Ain al-Hilweh (variously, Ayn al-Hilweh, Ein al-Hilweh, etc.; the literal meaning is "sweet spring") (Arabic: عين الحلوة) is the largest Palestinian refugee camp in Lebanon with over 70,000 refugees, located on the outskirts of the port of Sidon. Because Lebanese Armed Forces are not allowed to enter the camp Ain al-Hilweh has been called a "zone of unlaw" by the Lebanese media. Many people wanted by the Lebanese government are believed to have taken refuge in the camp as a result of the lack of Lebanese authority.
The Palestinian cartoonist Naji al-Ali lived in Ain el-Hilweh in 1948 with his family after the Nakba during the 1948 Arab-Israeli war.

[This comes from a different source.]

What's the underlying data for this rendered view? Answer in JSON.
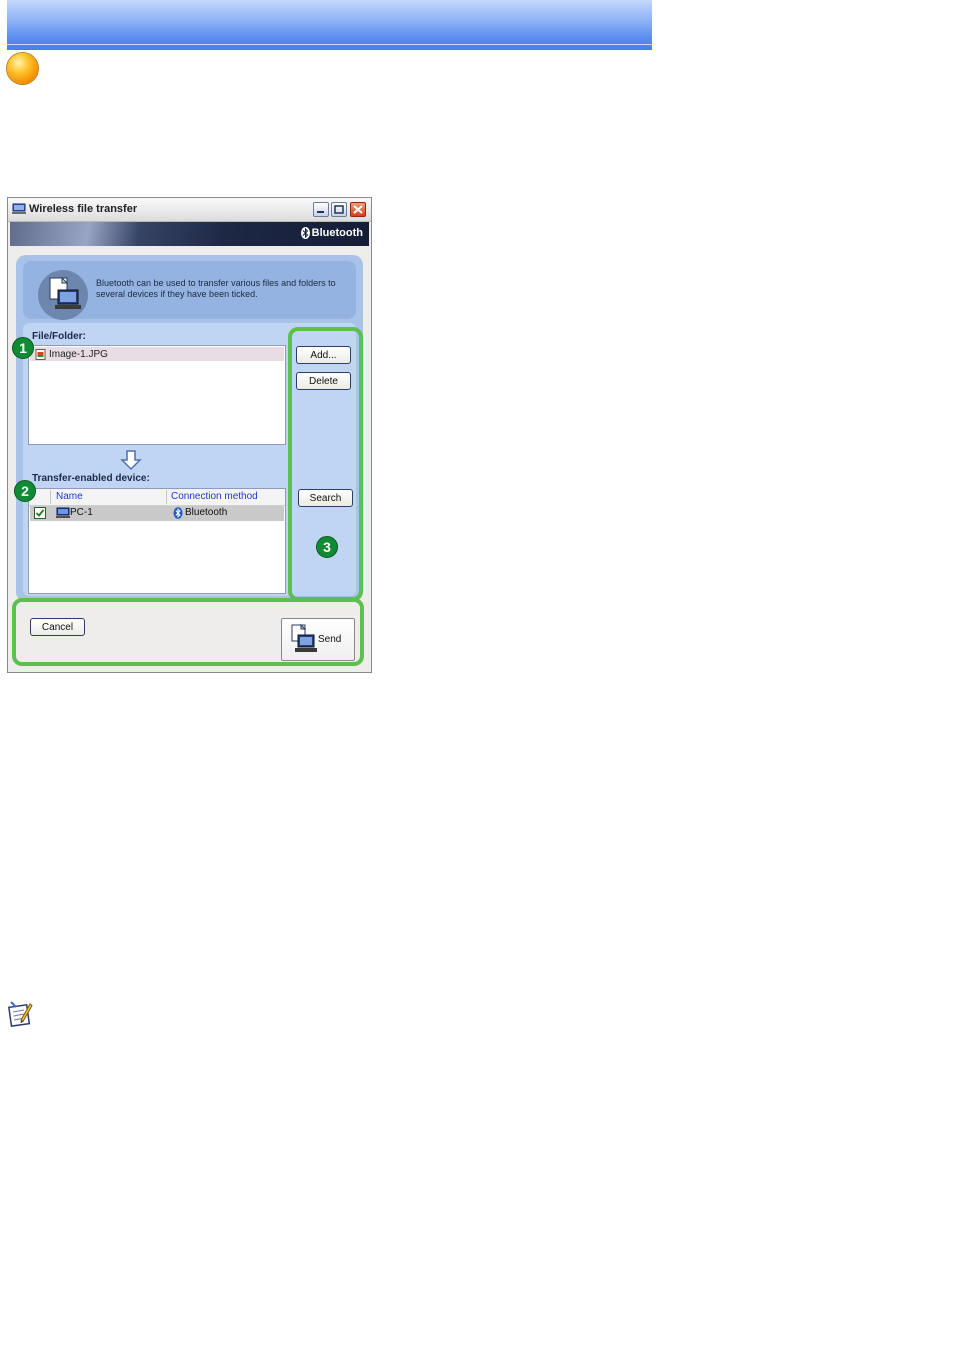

During the First Lebanon War (1982), the Israel Defense Forces (IDF) landed north of Sidon and the city was subjected to a heavy aerial bombing, causing heavy casualties among the civilian population. There was prolonged fighting in Ein el-Hilweh, culminating with the Palestinian defenders making a last stand at a mosque which was thereupon blown up by the IDF. Israeli historian Gil'ad Be'eri gives the following account